Qantas looks set to renew its push to lift a government-imposed limit on foreign ownership and drawing the dots between new long-range jets from Airbus or Boeing with the need for deep-pocketed overseas investors.
Qantas chairman Leigh Clifford says the Qantas Sale Act, which caps foreign ownership at 49% of shares, also limits the airline's ability to raise capital ahead for big-ticket projects such as eventually replacing the Airbus A380s.
"We haven't got a particular need at the moment, but at some stage we’re going to have to dramatically renew the fleet," Clifford told Fairfax Media.
"At some stage we’re going to have to replace the [Airbus] 380s ... and [CEO] Alan [Joyce] has talked of the challenge we’ve put out to Airbus and Boeing for long-range aircraft. Well, these don’t come cheaply."
The list price for the Boeing 777-8 jet averages around A$470 million, with the Airbus A350-900 listed from A$395 million, although airlines typically receive discounts of at least 40% on the showroom sticker.
Qantas is weighing up both jets to launch non-stop flights from Sydney, Melbourne and Brisbane to New York and London.

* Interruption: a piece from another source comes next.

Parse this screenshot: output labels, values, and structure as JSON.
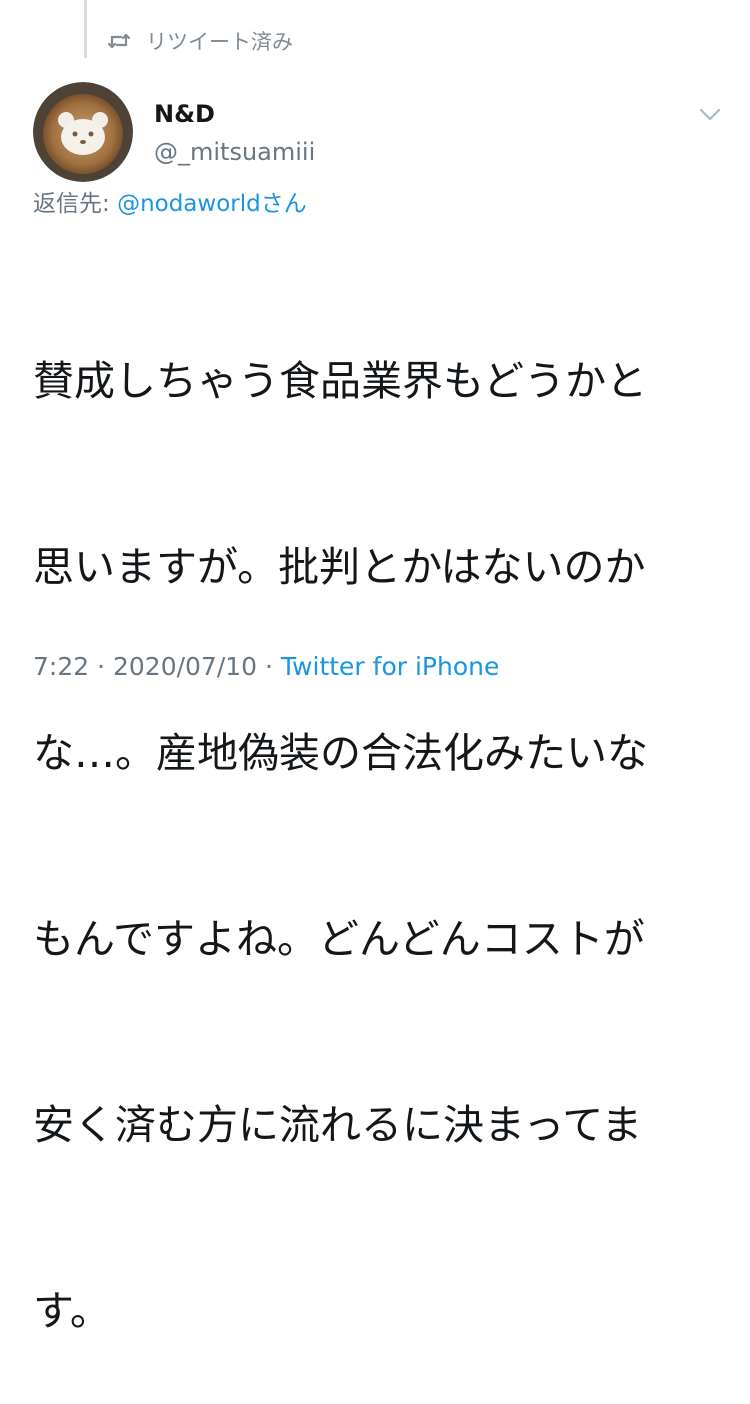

Qantas previously lobbied for changes to the Qantas Sale Act in 2014 as the airline faced brutal losses of around $250 million and was being challenged by Virgin Australia, which is not constrained by similar foreign ownership restrictions and is now almost 90% foreign-owned.